TASK:
Give the data again exactly as written, skipping any pictures.

SOURCE RECORDS:
|---|

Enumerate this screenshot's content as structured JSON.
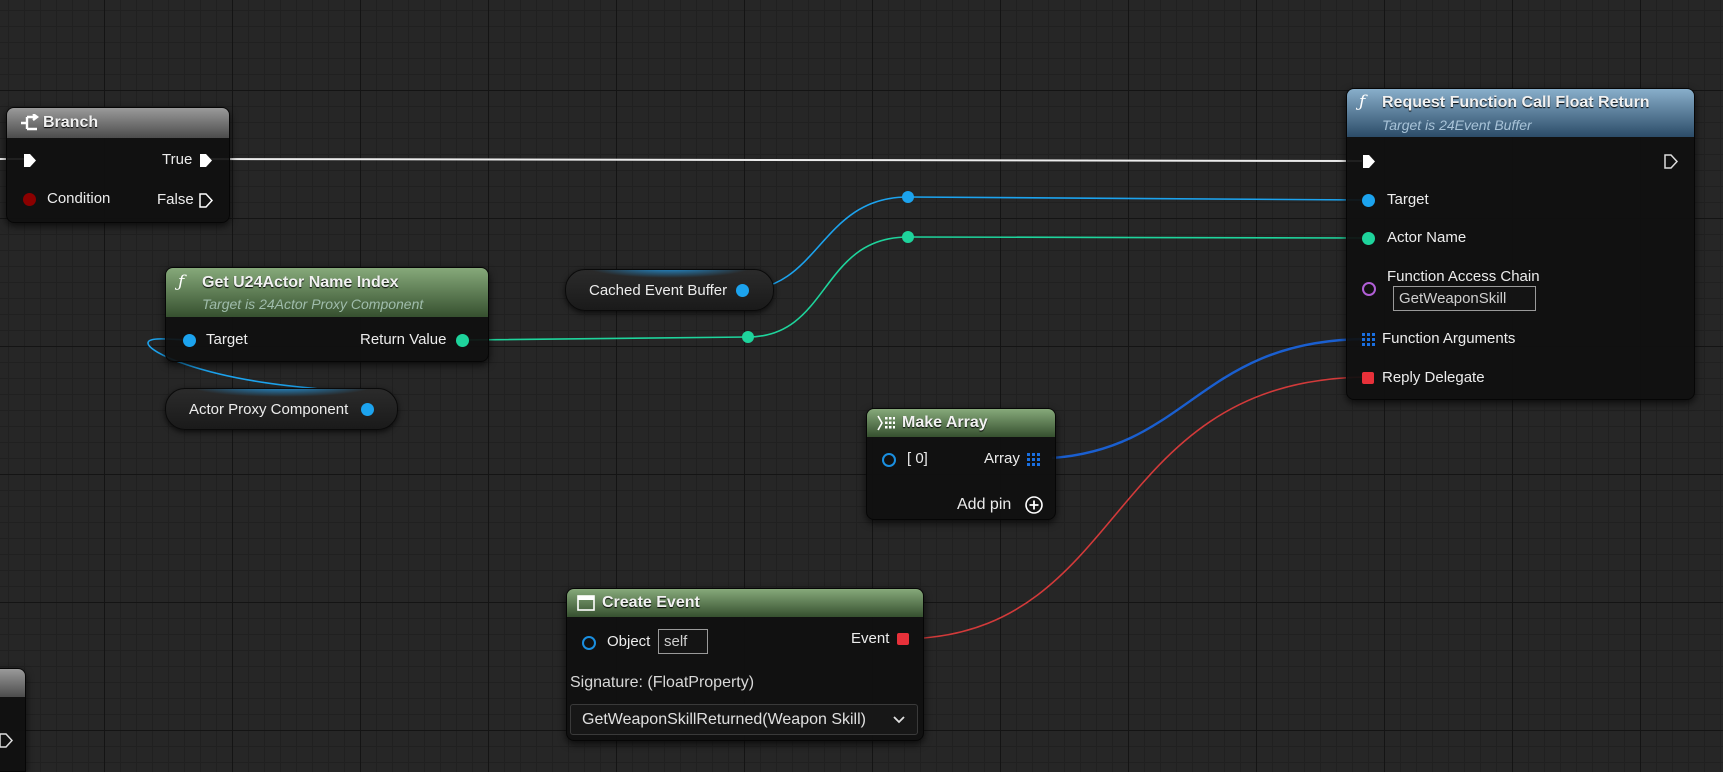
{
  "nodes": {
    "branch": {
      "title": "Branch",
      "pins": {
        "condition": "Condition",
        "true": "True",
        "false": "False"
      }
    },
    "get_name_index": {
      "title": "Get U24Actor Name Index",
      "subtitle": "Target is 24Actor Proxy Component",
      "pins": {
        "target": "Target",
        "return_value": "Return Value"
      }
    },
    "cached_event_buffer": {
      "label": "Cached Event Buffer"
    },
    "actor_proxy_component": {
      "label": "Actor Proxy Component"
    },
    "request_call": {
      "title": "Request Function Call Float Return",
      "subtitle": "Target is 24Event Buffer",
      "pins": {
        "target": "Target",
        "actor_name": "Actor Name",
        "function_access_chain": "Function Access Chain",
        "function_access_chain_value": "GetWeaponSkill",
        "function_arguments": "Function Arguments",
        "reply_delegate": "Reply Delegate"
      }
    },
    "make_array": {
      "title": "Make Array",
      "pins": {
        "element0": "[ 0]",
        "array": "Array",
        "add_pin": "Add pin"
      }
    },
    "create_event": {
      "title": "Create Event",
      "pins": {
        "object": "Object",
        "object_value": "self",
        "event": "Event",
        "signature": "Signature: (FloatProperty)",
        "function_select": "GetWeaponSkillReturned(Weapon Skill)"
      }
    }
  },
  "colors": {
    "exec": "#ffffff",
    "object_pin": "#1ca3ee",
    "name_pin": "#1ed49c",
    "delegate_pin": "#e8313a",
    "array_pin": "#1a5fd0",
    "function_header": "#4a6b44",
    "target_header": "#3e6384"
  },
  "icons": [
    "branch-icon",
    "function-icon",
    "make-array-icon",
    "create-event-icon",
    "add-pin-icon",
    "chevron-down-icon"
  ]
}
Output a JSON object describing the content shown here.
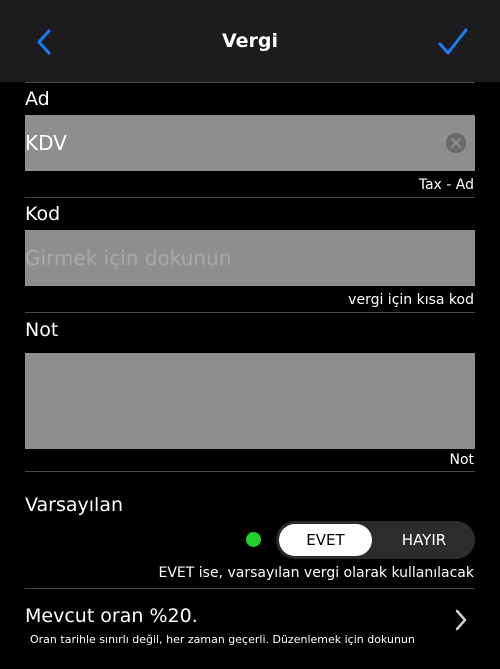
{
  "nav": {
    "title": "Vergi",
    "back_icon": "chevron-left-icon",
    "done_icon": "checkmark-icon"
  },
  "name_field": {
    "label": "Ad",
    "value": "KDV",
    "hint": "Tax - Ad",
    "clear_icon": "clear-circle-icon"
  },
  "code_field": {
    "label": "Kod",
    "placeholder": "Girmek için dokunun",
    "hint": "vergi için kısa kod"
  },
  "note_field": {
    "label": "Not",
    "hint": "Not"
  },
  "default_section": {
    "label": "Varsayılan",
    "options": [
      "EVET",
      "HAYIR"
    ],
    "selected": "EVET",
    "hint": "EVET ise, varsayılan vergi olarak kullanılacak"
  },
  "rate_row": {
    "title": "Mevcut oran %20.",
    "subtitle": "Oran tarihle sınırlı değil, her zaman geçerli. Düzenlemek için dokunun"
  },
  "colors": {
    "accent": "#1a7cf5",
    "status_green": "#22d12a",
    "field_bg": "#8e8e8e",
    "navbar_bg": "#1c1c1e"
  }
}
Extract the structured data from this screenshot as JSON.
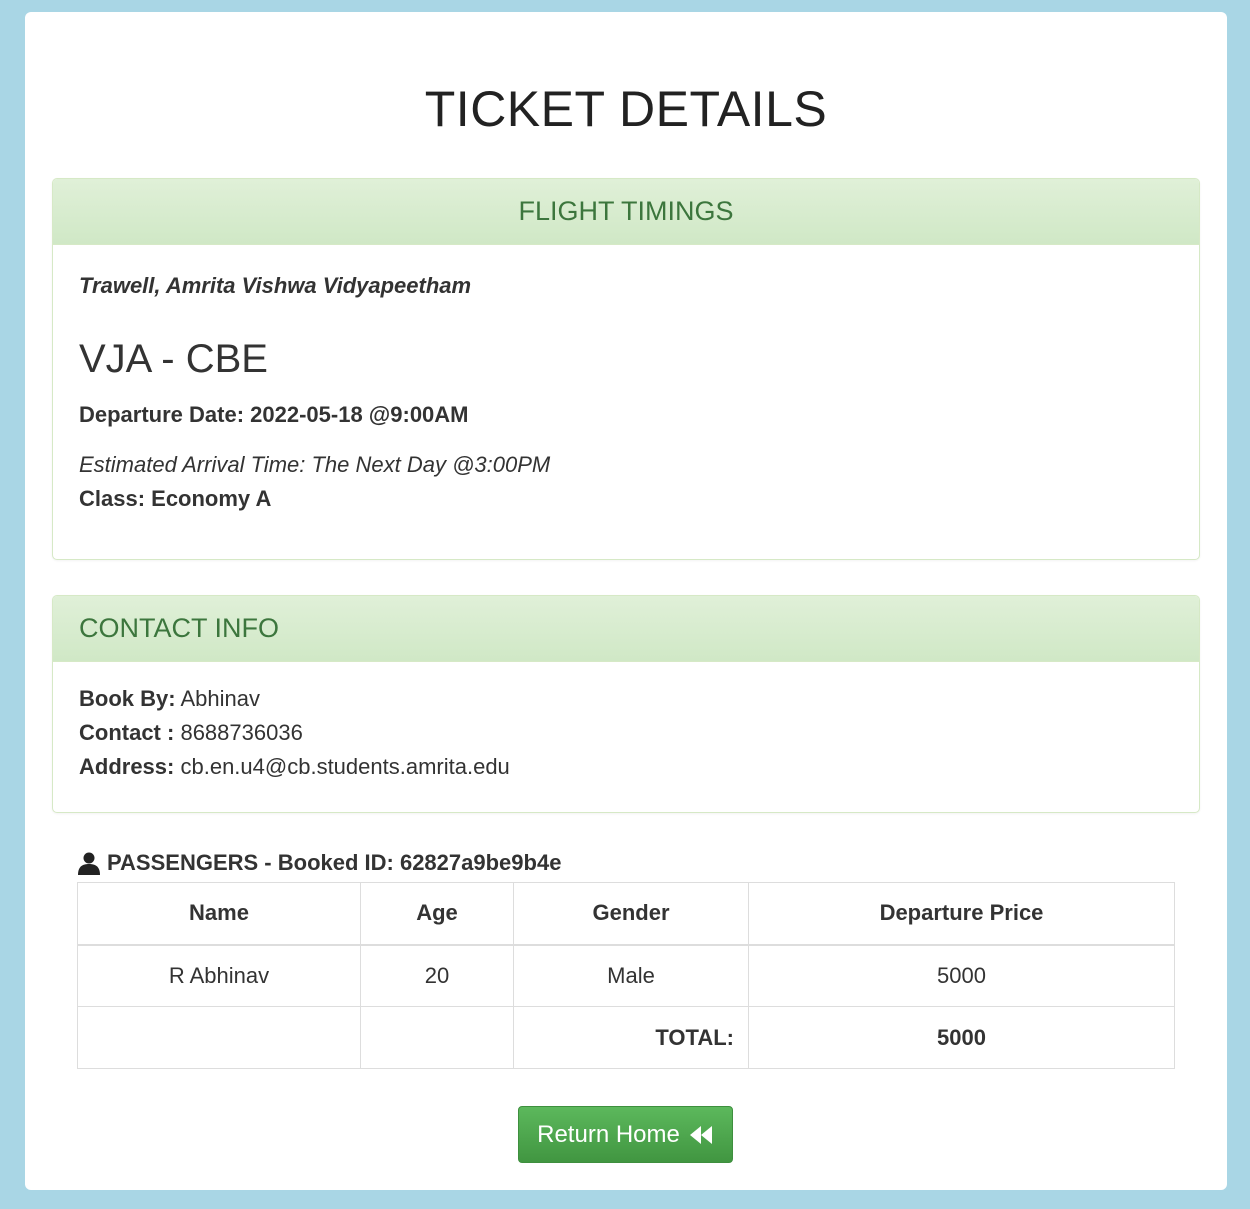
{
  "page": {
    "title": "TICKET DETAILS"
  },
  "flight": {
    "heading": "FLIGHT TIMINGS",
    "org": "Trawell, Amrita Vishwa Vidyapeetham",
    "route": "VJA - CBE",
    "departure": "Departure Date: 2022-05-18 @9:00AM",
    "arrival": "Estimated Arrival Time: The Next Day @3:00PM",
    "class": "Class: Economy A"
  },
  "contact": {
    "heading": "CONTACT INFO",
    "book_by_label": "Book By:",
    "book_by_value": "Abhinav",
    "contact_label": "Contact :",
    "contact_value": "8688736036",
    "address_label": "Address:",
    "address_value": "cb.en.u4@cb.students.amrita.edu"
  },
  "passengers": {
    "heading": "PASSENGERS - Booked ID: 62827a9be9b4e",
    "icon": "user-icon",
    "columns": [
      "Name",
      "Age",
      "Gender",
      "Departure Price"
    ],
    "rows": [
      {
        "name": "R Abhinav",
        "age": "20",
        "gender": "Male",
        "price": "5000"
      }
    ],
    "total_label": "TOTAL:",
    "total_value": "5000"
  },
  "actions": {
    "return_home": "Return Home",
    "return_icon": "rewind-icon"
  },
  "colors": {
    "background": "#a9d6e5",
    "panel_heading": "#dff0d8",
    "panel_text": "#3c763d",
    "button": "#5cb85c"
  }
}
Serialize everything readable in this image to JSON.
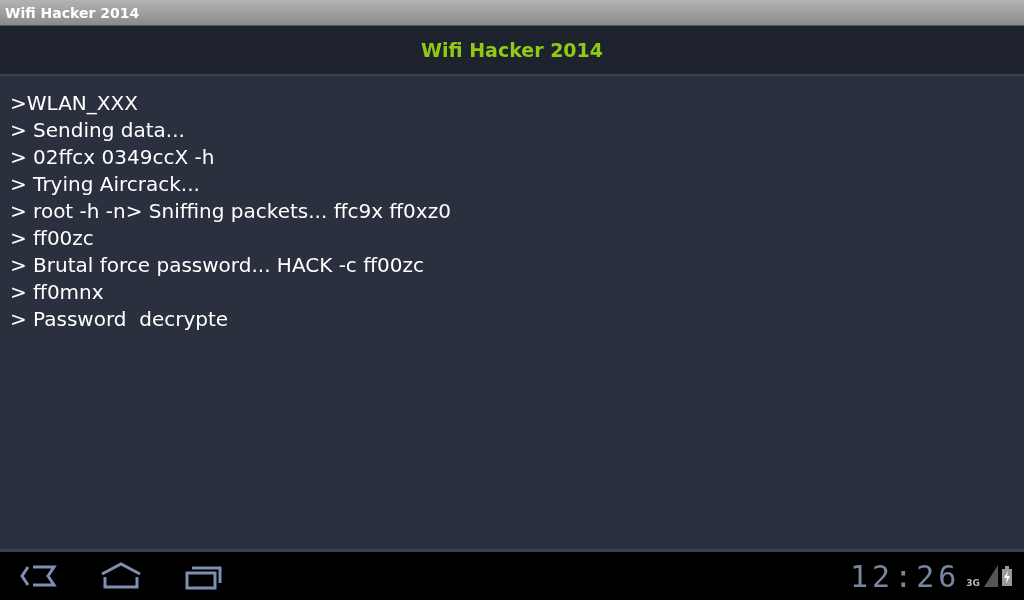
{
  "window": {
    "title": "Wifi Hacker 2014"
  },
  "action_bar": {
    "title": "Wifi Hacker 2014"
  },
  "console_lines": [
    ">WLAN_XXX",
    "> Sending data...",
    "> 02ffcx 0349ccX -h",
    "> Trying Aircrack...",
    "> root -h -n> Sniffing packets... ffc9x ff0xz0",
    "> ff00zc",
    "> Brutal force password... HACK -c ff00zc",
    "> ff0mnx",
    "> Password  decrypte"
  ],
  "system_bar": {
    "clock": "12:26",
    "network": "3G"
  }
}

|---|

OUTPUT:
Enumerate this screenshot's content as structured JSON.
{
  "nodes": {
    "branch": {
      "title": "Branch",
      "pins": {
        "condition": "Condition",
        "true": "True",
        "false": "False"
      }
    },
    "get_name_index": {
      "title": "Get U24Actor Name Index",
      "subtitle": "Target is 24Actor Proxy Component",
      "pins": {
        "target": "Target",
        "return_value": "Return Value"
      }
    },
    "cached_event_buffer": {
      "label": "Cached Event Buffer"
    },
    "actor_proxy_component": {
      "label": "Actor Proxy Component"
    },
    "request_call": {
      "title": "Request Function Call Float Return",
      "subtitle": "Target is 24Event Buffer",
      "pins": {
        "target": "Target",
        "actor_name": "Actor Name",
        "function_access_chain": "Function Access Chain",
        "function_access_chain_value": "GetWeaponSkill",
        "function_arguments": "Function Arguments",
        "reply_delegate": "Reply Delegate"
      }
    },
    "make_array": {
      "title": "Make Array",
      "pins": {
        "element0": "[ 0]",
        "array": "Array",
        "add_pin": "Add pin"
      }
    },
    "create_event": {
      "title": "Create Event",
      "pins": {
        "object": "Object",
        "object_value": "self",
        "event": "Event",
        "signature": "Signature: (FloatProperty)",
        "function_select": "GetWeaponSkillReturned(Weapon Skill)"
      }
    }
  },
  "colors": {
    "exec": "#ffffff",
    "object_pin": "#1ca3ee",
    "name_pin": "#1ed49c",
    "delegate_pin": "#e8313a",
    "array_pin": "#1a5fd0",
    "function_header": "#4a6b44",
    "target_header": "#3e6384"
  },
  "icons": [
    "branch-icon",
    "function-icon",
    "make-array-icon",
    "create-event-icon",
    "add-pin-icon",
    "chevron-down-icon"
  ]
}
Output a JSON object describing the content shown here.
{
  "nav": {
    "title": "Vergi",
    "back_icon": "chevron-left-icon",
    "done_icon": "checkmark-icon"
  },
  "name_field": {
    "label": "Ad",
    "value": "KDV",
    "hint": "Tax - Ad",
    "clear_icon": "clear-circle-icon"
  },
  "code_field": {
    "label": "Kod",
    "placeholder": "Girmek için dokunun",
    "hint": "vergi için kısa kod"
  },
  "note_field": {
    "label": "Not",
    "hint": "Not"
  },
  "default_section": {
    "label": "Varsayılan",
    "options": [
      "EVET",
      "HAYIR"
    ],
    "selected": "EVET",
    "hint": "EVET ise, varsayılan vergi olarak kullanılacak"
  },
  "rate_row": {
    "title": "Mevcut oran %20.",
    "subtitle": "Oran tarihle sınırlı değil, her zaman geçerli. Düzenlemek için dokunun"
  },
  "colors": {
    "accent": "#1a7cf5",
    "status_green": "#22d12a",
    "field_bg": "#8e8e8e",
    "navbar_bg": "#1c1c1e"
  }
}
Extract the structured data from this screenshot as JSON.
{
  "page": {
    "title": "TICKET DETAILS"
  },
  "flight": {
    "heading": "FLIGHT TIMINGS",
    "org": "Trawell, Amrita Vishwa Vidyapeetham",
    "route": "VJA - CBE",
    "departure": "Departure Date: 2022-05-18 @9:00AM",
    "arrival": "Estimated Arrival Time: The Next Day @3:00PM",
    "class": "Class: Economy A"
  },
  "contact": {
    "heading": "CONTACT INFO",
    "book_by_label": "Book By:",
    "book_by_value": "Abhinav",
    "contact_label": "Contact :",
    "contact_value": "8688736036",
    "address_label": "Address:",
    "address_value": "cb.en.u4@cb.students.amrita.edu"
  },
  "passengers": {
    "heading": "PASSENGERS - Booked ID: 62827a9be9b4e",
    "icon": "user-icon",
    "columns": [
      "Name",
      "Age",
      "Gender",
      "Departure Price"
    ],
    "rows": [
      {
        "name": "R Abhinav",
        "age": "20",
        "gender": "Male",
        "price": "5000"
      }
    ],
    "total_label": "TOTAL:",
    "total_value": "5000"
  },
  "actions": {
    "return_home": "Return Home",
    "return_icon": "rewind-icon"
  },
  "colors": {
    "background": "#a9d6e5",
    "panel_heading": "#dff0d8",
    "panel_text": "#3c763d",
    "button": "#5cb85c"
  }
}
Serialize everything readable in this image to JSON.
{
  "window": {
    "title": "Wifi Hacker 2014"
  },
  "action_bar": {
    "title": "Wifi Hacker 2014"
  },
  "console_lines": [
    ">WLAN_XXX",
    "> Sending data...",
    "> 02ffcx 0349ccX -h",
    "> Trying Aircrack...",
    "> root -h -n> Sniffing packets... ffc9x ff0xz0",
    "> ff00zc",
    "> Brutal force password... HACK -c ff00zc",
    "> ff0mnx",
    "> Password  decrypte"
  ],
  "system_bar": {
    "clock": "12:26",
    "network": "3G"
  }
}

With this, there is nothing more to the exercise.